A verbatim copy of all entries is the expected output.

[Data records for software interfaces]
+ + +

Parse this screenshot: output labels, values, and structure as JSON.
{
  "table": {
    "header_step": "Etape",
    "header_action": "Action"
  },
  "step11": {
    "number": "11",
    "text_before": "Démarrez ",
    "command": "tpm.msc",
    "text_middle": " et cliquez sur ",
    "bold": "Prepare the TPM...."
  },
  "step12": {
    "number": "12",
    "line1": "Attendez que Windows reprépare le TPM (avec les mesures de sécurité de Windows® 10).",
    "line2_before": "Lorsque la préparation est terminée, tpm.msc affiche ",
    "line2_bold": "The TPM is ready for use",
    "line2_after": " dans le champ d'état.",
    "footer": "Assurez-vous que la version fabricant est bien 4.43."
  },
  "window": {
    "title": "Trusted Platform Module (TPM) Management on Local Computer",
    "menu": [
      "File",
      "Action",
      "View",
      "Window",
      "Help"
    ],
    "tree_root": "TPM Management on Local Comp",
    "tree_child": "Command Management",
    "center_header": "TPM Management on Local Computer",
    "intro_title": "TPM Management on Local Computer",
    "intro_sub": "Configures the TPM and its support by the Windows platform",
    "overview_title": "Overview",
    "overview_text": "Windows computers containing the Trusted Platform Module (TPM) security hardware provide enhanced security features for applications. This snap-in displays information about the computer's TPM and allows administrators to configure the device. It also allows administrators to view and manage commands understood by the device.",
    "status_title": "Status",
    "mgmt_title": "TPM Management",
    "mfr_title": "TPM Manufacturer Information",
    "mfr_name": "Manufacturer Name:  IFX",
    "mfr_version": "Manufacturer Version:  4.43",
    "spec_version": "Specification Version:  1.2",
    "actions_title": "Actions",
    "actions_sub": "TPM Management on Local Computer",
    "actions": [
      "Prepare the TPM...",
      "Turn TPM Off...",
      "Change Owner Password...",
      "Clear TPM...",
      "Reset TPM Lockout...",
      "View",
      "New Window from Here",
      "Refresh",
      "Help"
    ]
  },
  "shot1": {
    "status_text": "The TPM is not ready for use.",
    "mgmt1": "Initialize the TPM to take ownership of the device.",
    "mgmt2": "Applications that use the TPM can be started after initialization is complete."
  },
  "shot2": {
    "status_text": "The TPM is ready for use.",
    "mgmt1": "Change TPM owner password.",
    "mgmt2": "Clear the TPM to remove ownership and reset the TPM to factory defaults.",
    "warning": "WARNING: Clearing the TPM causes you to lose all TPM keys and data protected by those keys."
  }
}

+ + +

● Answer to the problem:
Parse this screenshot: output labels, values, and structure as JSON.
{
  "table": {
    "header_step": "Etape",
    "header_action": "Action"
  },
  "step11": {
    "number": "11",
    "text_before": "Démarrez ",
    "command": "tpm.msc",
    "text_middle": " et cliquez sur ",
    "bold": "Prepare the TPM...."
  },
  "step12": {
    "number": "12",
    "line1": "Attendez que Windows reprépare le TPM (avec les mesures de sécurité de Windows® 10).",
    "line2_before": "Lorsque la préparation est terminée, tpm.msc affiche ",
    "line2_bold": "The TPM is ready for use",
    "line2_after": " dans le champ d'état.",
    "footer": "Assurez-vous que la version fabricant est bien 4.43."
  },
  "window": {
    "title": "Trusted Platform Module (TPM) Management on Local Computer",
    "menu": [
      "File",
      "Action",
      "View",
      "Window",
      "Help"
    ],
    "tree_root": "TPM Management on Local Comp",
    "tree_child": "Command Management",
    "center_header": "TPM Management on Local Computer",
    "intro_title": "TPM Management on Local Computer",
    "intro_sub": "Configures the TPM and its support by the Windows platform",
    "overview_title": "Overview",
    "overview_text": "Windows computers containing the Trusted Platform Module (TPM) security hardware provide enhanced security features for applications. This snap-in displays information about the computer's TPM and allows administrators to configure the device. It also allows administrators to view and manage commands understood by the device.",
    "status_title": "Status",
    "mgmt_title": "TPM Management",
    "mfr_title": "TPM Manufacturer Information",
    "mfr_name": "Manufacturer Name:  IFX",
    "mfr_version": "Manufacturer Version:  4.43",
    "spec_version": "Specification Version:  1.2",
    "actions_title": "Actions",
    "actions_sub": "TPM Management on Local Computer",
    "actions": [
      "Prepare the TPM...",
      "Turn TPM Off...",
      "Change Owner Password...",
      "Clear TPM...",
      "Reset TPM Lockout...",
      "View",
      "New Window from Here",
      "Refresh",
      "Help"
    ]
  },
  "shot1": {
    "status_text": "The TPM is not ready for use.",
    "mgmt1": "Initialize the TPM to take ownership of the device.",
    "mgmt2": "Applications that use the TPM can be started after initialization is complete."
  },
  "shot2": {
    "status_text": "The TPM is ready for use.",
    "mgmt1": "Change TPM owner password.",
    "mgmt2": "Clear the TPM to remove ownership and reset the TPM to factory defaults.",
    "warning": "WARNING: Clearing the TPM causes you to lose all TPM keys and data protected by those keys."
  }
}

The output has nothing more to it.